We find the origins of the Liturgy of the Hours in the Old Testament. The psalms, the 150 prayers in the Old Testament, are the real basis of the Liturgy of the Hours. Throughout the Old Testament, we see the Jews praying the psalms. They prayed the psalms at regular hours. Jesus Himself knew the psalms, quoted the psalms, and prayed the psalms. Jesus not only prayed the psalms: He fulfilled them and revealed their deepest meaning. Jesus, Who is the fullness of God’s revelation, also reveals the fullness of the psalms. So, for example, the words “My God, my God, why have you abandoned me?” [Psalm 22:2] were the prayer of someone whose heart was in anguish and who cried out to God in a time of desperate need. These words as prayed by Jesus on the Cross, as they rise from His heart to the heavenly Father, now have a new richness for us. They reveal to us the heart of Jesus and His prayer in His time of suffering. The same is true of all the psalms: All acquire a wonderful new richness in Jesus.

The Liturgy of the Hours as we have it today comprises five daily times of prayer:

+ a prayer upon beginning the day (Morning Prayer),
+ another for the mid-hours of the day (Daytime Prayer), another for the evening
   (Evening Prayer),
+ one for the end of the day (Night Prayer),
+ and finally, a more meditative time (Office of Readings) that may be prayed at
   any time of the day.

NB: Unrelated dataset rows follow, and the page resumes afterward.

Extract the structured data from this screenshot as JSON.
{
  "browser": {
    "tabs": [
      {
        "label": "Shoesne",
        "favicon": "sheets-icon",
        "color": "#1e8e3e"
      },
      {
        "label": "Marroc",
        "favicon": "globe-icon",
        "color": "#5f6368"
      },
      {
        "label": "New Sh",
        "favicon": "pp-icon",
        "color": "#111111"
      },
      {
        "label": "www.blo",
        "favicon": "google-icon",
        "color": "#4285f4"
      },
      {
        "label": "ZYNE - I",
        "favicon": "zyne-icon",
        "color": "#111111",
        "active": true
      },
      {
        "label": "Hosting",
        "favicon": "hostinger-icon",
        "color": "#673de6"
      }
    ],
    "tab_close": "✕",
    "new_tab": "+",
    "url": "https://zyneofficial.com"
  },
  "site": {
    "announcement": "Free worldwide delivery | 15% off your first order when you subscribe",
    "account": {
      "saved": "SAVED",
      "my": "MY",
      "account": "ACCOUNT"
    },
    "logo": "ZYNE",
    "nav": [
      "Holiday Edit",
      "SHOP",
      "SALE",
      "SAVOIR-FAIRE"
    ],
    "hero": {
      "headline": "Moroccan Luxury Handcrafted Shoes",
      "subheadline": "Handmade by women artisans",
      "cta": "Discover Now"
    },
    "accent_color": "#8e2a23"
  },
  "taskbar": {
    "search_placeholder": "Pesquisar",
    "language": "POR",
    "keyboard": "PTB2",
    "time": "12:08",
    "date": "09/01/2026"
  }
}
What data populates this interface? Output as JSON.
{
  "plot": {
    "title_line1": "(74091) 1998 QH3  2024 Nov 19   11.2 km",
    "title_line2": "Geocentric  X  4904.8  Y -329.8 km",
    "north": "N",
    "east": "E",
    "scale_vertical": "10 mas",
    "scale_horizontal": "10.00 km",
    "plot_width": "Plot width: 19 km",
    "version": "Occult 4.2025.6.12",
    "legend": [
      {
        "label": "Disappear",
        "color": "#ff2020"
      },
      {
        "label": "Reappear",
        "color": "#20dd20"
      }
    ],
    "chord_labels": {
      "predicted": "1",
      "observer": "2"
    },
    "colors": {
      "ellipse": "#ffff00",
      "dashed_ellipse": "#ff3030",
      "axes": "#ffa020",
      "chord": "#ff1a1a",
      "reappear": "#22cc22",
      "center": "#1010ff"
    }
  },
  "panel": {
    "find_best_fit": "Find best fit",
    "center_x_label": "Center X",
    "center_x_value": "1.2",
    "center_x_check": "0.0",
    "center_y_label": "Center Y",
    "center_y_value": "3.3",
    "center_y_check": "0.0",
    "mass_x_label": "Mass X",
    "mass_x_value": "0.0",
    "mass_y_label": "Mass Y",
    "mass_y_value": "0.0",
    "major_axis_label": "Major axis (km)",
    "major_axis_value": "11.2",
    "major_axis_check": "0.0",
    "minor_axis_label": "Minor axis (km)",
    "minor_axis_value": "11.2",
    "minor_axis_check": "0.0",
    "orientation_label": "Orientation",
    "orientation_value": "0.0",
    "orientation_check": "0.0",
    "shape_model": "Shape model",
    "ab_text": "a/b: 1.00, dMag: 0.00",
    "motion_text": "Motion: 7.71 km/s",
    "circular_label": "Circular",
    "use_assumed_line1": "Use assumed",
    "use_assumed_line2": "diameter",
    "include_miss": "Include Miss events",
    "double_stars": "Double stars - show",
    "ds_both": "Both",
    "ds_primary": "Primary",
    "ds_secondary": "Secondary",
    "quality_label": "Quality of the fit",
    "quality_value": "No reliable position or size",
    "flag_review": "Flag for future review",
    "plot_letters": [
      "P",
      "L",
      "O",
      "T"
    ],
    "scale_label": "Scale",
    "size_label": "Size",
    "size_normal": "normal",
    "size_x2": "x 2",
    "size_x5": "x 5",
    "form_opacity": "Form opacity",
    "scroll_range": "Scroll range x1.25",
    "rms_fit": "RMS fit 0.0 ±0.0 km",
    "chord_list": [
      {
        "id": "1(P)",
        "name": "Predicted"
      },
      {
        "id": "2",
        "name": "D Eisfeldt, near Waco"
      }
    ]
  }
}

These five times of prayer are named “Hours,” not because each requires an hour of prayer, but because they build prayer into the cosmic hours of the day as they unfold. The shortest of these Hours may be prayed in five to ten minutes, the longest in fifteen to twenty minutes.